A $ 800 million guarantee call would be a major problem for PG & E as the company had only $ 430 million in cash by the end of September.. In order to preserve liquidity, PG & E suspended its dividend and used its lines of credit. This event, in our opinion, is the first red light that the liquidity crisis now seems inevitable.

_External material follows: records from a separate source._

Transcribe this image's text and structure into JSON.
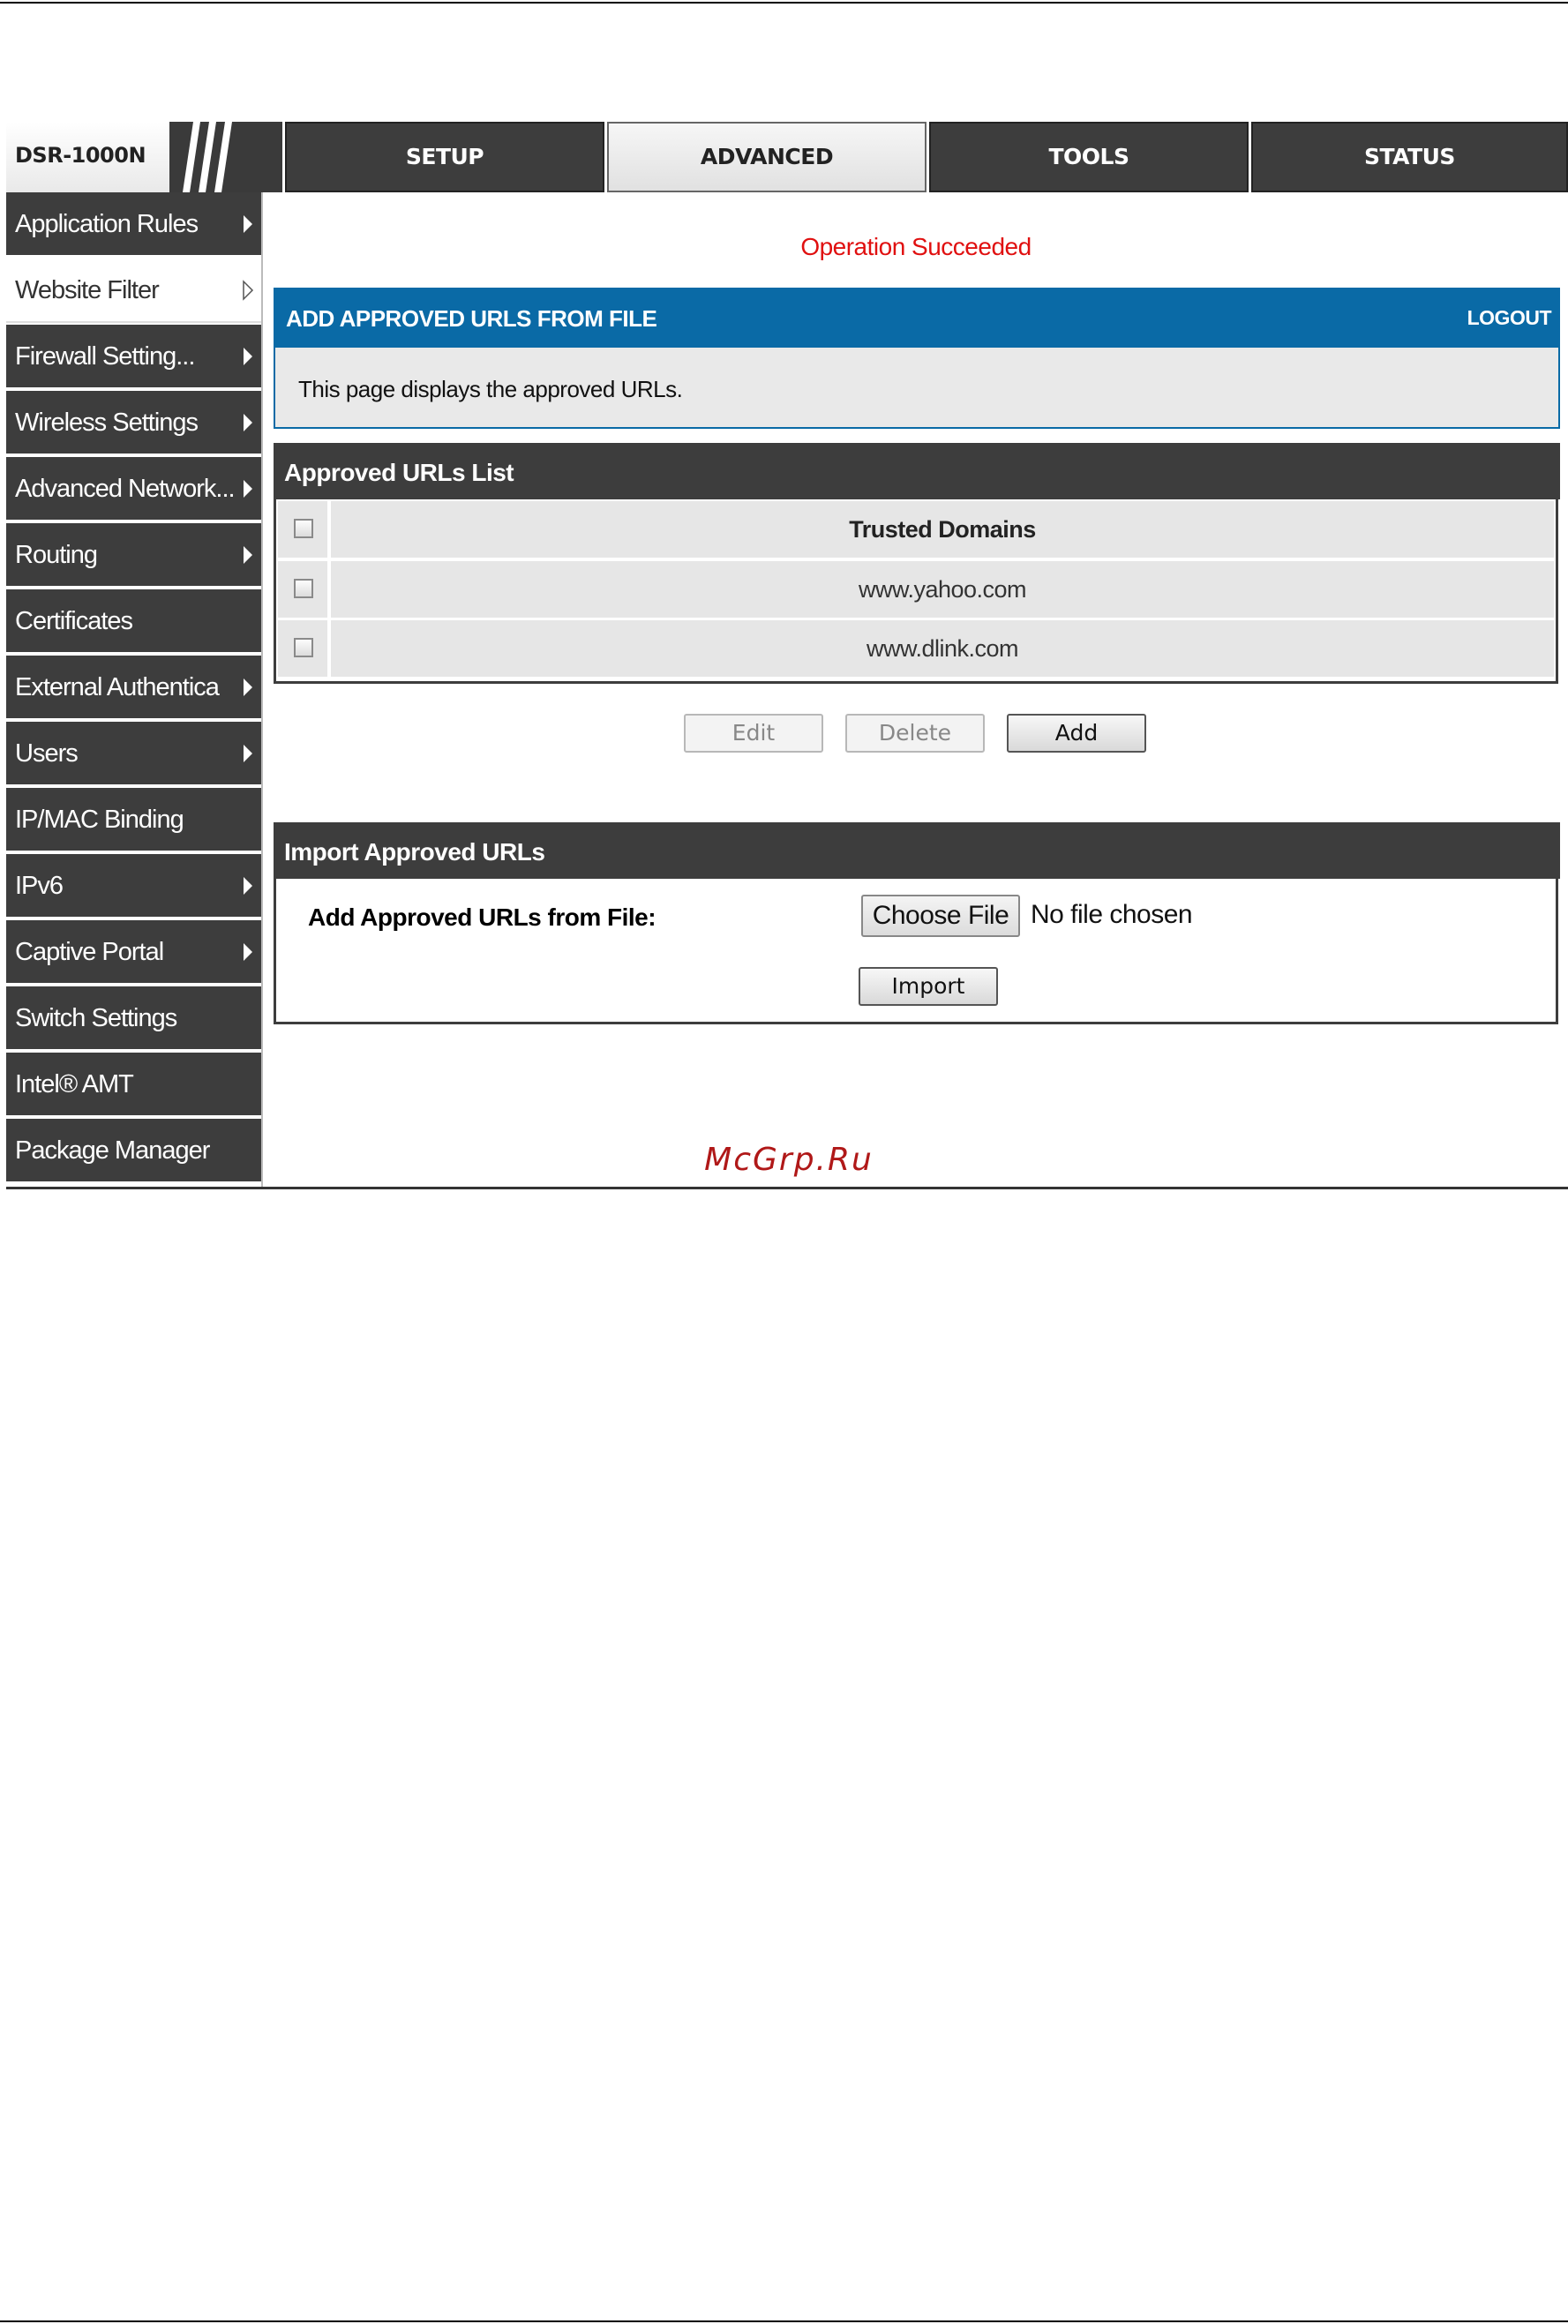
{
  "brand": {
    "label": "DSR-1000N"
  },
  "nav": {
    "tabs": [
      {
        "label": "SETUP",
        "active": false
      },
      {
        "label": "ADVANCED",
        "active": true
      },
      {
        "label": "TOOLS",
        "active": false
      },
      {
        "label": "STATUS",
        "active": false
      }
    ]
  },
  "sidebar": {
    "items": [
      {
        "label": "Application Rules",
        "arrow": "filled"
      },
      {
        "label": "Website Filter",
        "arrow": "outline",
        "active": true
      },
      {
        "label": "Firewall Setting...",
        "arrow": "filled"
      },
      {
        "label": "Wireless Settings",
        "arrow": "filled"
      },
      {
        "label": "Advanced Network...",
        "arrow": "filled"
      },
      {
        "label": "Routing",
        "arrow": "filled"
      },
      {
        "label": "Certificates",
        "arrow": "none"
      },
      {
        "label": "External Authentica",
        "arrow": "filled"
      },
      {
        "label": "Users",
        "arrow": "filled"
      },
      {
        "label": "IP/MAC Binding",
        "arrow": "none"
      },
      {
        "label": "IPv6",
        "arrow": "filled"
      },
      {
        "label": "Captive Portal",
        "arrow": "filled"
      },
      {
        "label": "Switch Settings",
        "arrow": "none"
      },
      {
        "label": "Intel® AMT",
        "arrow": "none"
      },
      {
        "label": "Package Manager",
        "arrow": "none"
      }
    ]
  },
  "status": {
    "message": "Operation Succeeded",
    "color": "#e01010"
  },
  "page": {
    "title": "ADD APPROVED URLS FROM FILE",
    "logout": "LOGOUT",
    "description": "This page displays the approved URLs."
  },
  "list": {
    "title": "Approved URLs List",
    "column_header": "Trusted Domains",
    "rows": [
      "www.yahoo.com",
      "www.dlink.com"
    ],
    "buttons": {
      "edit": "Edit",
      "delete": "Delete",
      "add": "Add"
    }
  },
  "import": {
    "title": "Import Approved URLs",
    "field_label": "Add Approved URLs from File:",
    "choose_label": "Choose File",
    "no_file": "No file chosen",
    "import_button": "Import"
  },
  "watermark": "McGrp.Ru",
  "colors": {
    "header_blue": "#0a6aa6",
    "dark": "#3d3d3d"
  }
}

Meanwhile, as announced last Friday, the company plans to declare bankruptcy in February.
And while state legislators and regulators are exploring different options, including allowing the company to issue bonds to pay off debts or split the utility, no decision has yet been made.
At the end of the day, however, even the $ 800 million of urgent cash needs would simply not be a decisive step towards bankruptcy if PG & E were ultimately held responsible for the campfire, which would put it for billions of dollars. dollars of potential liabilities, according to some calculations, far more than what the company has access to. However, as the company has already filed for bankruptcy, she and lawmakers will likely try to avoid a repeat, said Ryan Brist, head of Western Credit's global quality credit and portfolio portfolio, which likely includes that a bankruptcy is inevitable. .
"It was a disastrous time for all involved," Brist, based in Pasadena California, said. "I guess the same parties would like to look for a much less volatile solution to this challenge of the thorny problems of forest fires all over the state. "
However, with a long-term debt of about $ 18.6 billion at the end of September, PG & E could be prompted to declare bankruptcy, said analyst Andy DeVries of CreditSights Monday. Such a deposit would give the company bargaining power with insurance companies as it tried to settle customer claims at a lower price, he said.
But before any possible deposit, the next immediate step will be to further reduce ratings of rating agencies, perhaps tomorrow.
Philip Smyth, an analyst at Fitch, said a California regulator's determination that PG & E equipment would be involved in the Tubbs fire in 2017 or last year's camp fire would be most powerful momentum to reduce the grade.
"At the moment, no investigation has clearly determined that their equipment was the catalyst," Smyth said in an interview Monday. "Since we downgraded the rating in November, I do not think the situation has worsened significantly since then."
Finally, PG & E's impending – and rightly – loss of grace is only the beginning of the wave of massive downgrading of investment grade companies, which is expected to hit when the economic cycle turns around. potentially flooding the high yield bond market by more than $ 1.19 trillion with new issues (as Jeff Gundlach mentioned earlier today). On the bright side, this is because PG & E's relatively low debt would not bring flooding alone as strategists Morgan Stanley warned could exceed $ 1.1 trillion.
Xerox was the last company to join the ranks of the "fallen angels", while Altria has been downgraded from simple A to BBB. It remains to be seen if PG & E will avoid bankruptcy, but one thing is certain: the Californian utility will be the next "Fallen Angel".